Page 2: Increasingly global markets
Today, lifestyles are increasingly global. If you visit an English supermarket in early summer, you will be able to buy fresh coffee beans from Zimbabwe. If you want to send fresh cut flowers in the middle of winter then they are likely to have been grown in Kenya. As never before, we live in an international economy based on the transfer of information, resources and goods around the globe. In this expanding international market place we communicate instantly and see the rapid spread of technologies to new developing markets.

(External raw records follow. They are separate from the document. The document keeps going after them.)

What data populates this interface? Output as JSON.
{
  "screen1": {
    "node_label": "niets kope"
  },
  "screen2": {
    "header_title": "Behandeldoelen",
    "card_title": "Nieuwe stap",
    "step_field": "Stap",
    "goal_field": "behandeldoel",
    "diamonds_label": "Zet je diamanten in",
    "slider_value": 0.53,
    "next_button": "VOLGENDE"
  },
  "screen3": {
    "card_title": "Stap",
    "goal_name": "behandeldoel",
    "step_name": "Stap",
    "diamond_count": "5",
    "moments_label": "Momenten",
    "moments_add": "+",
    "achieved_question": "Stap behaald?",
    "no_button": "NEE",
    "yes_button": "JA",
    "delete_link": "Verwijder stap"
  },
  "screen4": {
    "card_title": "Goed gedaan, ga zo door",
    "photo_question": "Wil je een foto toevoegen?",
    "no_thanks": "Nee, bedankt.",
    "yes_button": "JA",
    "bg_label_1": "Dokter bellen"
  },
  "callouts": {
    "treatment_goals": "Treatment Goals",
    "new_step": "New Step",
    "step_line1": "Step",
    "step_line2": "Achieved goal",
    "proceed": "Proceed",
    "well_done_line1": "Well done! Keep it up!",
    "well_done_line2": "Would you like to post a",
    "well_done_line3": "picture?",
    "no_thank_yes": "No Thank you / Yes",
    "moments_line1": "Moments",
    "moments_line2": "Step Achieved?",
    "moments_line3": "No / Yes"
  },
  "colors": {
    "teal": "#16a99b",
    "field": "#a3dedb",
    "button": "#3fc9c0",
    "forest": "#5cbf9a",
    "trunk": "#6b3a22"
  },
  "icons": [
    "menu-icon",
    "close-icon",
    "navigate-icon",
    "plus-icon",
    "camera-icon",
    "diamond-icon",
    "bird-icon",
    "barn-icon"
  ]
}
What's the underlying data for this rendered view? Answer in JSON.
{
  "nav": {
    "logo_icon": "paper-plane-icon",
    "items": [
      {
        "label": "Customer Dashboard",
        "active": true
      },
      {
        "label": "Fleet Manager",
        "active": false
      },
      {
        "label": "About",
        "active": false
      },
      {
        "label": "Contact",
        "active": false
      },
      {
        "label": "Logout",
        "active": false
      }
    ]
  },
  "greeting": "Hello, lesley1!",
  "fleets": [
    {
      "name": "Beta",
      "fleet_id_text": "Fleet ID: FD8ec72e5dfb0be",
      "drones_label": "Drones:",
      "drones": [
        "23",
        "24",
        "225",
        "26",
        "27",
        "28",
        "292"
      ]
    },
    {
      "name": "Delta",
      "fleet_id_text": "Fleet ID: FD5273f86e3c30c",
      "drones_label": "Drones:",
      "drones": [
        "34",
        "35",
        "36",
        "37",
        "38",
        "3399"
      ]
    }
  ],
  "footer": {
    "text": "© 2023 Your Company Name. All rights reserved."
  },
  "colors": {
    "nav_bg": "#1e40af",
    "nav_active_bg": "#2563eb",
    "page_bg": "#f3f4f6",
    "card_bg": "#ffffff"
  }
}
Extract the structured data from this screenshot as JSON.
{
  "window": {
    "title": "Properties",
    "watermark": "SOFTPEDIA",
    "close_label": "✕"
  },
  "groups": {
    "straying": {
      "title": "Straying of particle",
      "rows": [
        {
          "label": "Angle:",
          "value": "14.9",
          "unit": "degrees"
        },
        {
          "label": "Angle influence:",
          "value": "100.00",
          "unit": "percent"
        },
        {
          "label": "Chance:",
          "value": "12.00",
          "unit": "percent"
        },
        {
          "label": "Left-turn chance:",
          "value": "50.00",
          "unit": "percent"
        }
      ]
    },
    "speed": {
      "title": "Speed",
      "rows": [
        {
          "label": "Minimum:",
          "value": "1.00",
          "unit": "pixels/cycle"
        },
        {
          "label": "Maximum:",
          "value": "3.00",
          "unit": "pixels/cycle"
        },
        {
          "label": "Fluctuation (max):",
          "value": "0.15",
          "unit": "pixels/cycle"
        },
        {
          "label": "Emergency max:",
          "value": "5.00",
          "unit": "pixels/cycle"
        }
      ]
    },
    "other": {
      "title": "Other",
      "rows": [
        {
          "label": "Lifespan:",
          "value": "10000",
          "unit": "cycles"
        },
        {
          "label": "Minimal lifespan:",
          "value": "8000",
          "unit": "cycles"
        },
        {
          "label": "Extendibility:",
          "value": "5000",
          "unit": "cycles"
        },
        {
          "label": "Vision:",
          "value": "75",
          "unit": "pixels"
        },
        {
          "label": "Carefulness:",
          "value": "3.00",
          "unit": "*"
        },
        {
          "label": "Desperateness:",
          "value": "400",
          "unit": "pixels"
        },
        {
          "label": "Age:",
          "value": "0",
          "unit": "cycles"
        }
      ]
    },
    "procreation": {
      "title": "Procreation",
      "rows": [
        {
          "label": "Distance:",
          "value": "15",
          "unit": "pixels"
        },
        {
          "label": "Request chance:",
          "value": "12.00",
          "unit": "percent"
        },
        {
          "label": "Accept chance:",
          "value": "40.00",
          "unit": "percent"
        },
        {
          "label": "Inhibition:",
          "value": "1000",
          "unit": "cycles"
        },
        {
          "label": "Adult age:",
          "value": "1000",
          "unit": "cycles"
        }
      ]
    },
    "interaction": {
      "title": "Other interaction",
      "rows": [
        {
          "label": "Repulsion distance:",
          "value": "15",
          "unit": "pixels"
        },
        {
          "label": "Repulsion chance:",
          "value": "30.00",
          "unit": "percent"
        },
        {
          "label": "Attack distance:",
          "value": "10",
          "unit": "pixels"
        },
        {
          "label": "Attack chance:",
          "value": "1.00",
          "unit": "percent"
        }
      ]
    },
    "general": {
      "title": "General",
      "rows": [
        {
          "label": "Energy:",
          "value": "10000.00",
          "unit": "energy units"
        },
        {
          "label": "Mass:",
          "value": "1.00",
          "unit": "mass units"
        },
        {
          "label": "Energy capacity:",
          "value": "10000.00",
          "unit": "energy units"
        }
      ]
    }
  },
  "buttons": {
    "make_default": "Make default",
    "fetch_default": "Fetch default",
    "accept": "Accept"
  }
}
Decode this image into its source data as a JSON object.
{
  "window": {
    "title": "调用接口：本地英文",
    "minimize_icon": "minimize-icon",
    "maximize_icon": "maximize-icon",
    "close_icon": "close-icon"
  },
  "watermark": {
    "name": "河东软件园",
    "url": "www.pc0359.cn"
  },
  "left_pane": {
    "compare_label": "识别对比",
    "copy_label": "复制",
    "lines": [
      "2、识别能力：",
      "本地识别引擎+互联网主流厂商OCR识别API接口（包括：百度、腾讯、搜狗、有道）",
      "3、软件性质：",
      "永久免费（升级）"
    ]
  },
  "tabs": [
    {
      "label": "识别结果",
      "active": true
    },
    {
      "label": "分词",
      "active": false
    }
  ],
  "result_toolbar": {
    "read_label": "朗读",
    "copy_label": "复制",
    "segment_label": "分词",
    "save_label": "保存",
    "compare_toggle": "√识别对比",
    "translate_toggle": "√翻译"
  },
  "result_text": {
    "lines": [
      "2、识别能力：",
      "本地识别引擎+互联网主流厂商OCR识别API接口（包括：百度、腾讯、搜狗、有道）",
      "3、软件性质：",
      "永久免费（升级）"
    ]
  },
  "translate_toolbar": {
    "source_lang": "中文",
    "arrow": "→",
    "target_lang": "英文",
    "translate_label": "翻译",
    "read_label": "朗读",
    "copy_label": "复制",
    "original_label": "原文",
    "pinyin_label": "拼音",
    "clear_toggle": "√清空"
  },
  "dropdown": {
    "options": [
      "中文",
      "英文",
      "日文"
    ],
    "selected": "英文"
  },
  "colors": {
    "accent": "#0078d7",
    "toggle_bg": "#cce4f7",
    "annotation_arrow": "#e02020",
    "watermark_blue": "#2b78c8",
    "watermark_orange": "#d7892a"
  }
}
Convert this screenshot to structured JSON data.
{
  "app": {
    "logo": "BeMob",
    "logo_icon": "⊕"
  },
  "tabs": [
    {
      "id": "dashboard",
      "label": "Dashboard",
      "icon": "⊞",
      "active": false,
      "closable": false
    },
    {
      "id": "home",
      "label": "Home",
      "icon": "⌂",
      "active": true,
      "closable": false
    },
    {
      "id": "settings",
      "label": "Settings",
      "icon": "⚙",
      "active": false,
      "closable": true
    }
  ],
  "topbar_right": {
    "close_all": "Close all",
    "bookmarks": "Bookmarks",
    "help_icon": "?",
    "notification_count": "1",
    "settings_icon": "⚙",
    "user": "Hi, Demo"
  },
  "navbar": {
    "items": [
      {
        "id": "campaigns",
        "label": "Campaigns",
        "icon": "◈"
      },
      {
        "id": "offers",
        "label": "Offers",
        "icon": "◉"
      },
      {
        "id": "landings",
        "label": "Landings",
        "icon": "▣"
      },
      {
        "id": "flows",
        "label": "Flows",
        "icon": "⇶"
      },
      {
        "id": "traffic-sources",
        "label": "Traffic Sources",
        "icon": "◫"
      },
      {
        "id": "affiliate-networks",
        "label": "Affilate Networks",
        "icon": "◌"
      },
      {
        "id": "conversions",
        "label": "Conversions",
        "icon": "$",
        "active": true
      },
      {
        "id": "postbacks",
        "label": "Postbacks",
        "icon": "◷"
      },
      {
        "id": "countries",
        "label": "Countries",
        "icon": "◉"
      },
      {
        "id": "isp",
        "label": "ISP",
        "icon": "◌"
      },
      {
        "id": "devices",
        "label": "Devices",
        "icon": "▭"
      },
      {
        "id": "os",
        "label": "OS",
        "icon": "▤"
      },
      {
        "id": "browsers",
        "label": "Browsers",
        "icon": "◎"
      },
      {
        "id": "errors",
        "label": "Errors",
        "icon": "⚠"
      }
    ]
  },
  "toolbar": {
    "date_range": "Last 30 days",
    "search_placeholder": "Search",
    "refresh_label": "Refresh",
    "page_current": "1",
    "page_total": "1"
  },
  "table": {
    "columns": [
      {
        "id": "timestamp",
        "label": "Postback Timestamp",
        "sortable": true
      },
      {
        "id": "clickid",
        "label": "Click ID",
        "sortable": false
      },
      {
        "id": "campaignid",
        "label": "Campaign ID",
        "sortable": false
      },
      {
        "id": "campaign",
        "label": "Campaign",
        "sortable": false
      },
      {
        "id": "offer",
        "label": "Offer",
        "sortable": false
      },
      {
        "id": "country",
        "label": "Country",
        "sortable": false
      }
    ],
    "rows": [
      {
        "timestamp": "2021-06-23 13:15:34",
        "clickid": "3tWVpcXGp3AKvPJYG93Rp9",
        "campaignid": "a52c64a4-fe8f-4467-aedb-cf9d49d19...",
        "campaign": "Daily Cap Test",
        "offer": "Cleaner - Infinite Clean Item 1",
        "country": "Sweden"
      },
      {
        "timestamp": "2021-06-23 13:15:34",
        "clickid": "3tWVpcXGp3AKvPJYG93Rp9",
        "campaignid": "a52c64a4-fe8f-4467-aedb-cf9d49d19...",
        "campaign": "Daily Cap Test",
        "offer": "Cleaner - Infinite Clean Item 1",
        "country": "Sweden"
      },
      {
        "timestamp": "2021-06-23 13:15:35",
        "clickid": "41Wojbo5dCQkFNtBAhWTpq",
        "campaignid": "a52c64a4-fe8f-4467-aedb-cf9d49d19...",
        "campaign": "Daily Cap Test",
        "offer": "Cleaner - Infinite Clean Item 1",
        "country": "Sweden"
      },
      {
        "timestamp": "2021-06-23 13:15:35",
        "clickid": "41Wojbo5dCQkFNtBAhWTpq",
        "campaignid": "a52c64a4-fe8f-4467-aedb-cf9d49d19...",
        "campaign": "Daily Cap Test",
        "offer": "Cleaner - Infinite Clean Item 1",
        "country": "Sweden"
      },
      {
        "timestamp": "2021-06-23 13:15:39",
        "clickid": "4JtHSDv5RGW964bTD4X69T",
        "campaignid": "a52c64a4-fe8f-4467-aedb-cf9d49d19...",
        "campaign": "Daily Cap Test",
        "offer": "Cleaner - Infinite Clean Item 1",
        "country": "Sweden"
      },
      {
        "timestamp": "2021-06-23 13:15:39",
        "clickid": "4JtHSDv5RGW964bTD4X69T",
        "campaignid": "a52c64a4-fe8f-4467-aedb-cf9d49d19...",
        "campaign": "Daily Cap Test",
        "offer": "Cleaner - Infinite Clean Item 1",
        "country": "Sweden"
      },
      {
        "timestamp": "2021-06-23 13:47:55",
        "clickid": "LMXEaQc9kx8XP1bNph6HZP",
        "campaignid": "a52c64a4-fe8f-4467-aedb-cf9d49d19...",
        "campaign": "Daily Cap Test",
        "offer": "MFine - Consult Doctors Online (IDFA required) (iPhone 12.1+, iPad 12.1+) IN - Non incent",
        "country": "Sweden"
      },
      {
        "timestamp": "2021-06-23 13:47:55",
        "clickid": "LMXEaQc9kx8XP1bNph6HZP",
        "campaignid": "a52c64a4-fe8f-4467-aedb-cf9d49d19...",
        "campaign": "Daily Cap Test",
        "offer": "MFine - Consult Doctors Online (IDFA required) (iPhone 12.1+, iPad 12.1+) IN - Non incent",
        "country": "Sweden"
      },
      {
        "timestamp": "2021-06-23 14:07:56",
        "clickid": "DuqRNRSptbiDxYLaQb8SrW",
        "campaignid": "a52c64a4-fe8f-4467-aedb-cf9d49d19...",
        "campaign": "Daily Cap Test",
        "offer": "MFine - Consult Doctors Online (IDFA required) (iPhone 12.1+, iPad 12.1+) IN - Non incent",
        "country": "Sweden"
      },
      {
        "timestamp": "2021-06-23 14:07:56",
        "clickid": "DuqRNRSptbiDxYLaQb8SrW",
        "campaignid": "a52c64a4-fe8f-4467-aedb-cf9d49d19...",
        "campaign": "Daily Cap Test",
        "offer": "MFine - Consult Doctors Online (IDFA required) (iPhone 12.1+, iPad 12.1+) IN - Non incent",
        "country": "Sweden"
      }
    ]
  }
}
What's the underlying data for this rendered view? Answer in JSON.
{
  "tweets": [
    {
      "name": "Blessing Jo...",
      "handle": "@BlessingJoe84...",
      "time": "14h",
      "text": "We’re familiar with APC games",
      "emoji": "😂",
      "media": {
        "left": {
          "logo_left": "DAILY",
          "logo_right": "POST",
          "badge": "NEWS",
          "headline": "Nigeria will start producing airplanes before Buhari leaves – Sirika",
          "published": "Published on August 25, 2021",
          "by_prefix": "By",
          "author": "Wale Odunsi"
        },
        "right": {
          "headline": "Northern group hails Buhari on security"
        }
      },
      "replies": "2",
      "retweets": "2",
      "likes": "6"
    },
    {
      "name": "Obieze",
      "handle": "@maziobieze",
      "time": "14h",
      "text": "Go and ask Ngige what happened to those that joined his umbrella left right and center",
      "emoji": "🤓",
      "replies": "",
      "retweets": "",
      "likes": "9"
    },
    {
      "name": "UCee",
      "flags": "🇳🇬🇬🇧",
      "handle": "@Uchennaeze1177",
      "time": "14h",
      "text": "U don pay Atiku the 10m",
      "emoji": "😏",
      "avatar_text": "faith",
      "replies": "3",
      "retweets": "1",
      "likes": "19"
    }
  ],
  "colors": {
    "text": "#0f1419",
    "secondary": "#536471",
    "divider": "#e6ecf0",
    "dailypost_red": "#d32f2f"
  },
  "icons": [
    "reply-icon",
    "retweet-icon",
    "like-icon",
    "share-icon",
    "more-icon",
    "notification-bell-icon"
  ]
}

The international economy exists because of the benefits trade brings. People in one country can benefit from exchanging their produce for goods and services produced elsewhere. For example, the quality of whisky produced in the Scotland is very high, due to the climate, the water, and the crops. Whisky is therefore one of the UK’s largest exports by value. At the same time, we are able to purchase a range of products which can more favourably be produced by other countries because of their climate, soils and geological structures. Every year, more goods are traded on a global scale. Many of these are highly sophisticated end products such as automobiles, compact disc players, or computers. However, many highly sophisticated products, on which we base our daily lifestyles, are produced using commodity raw materials from the beginning of the value chain.
This case study focuses on how Cargill creates the production and distribution chain for essential products at the base of the economy: corn syrup and vegetable oil, feed supplements, flour, orange juice, rock salt and many more. Cargill is one of many multi-national companies that form the core of the world’s trading system.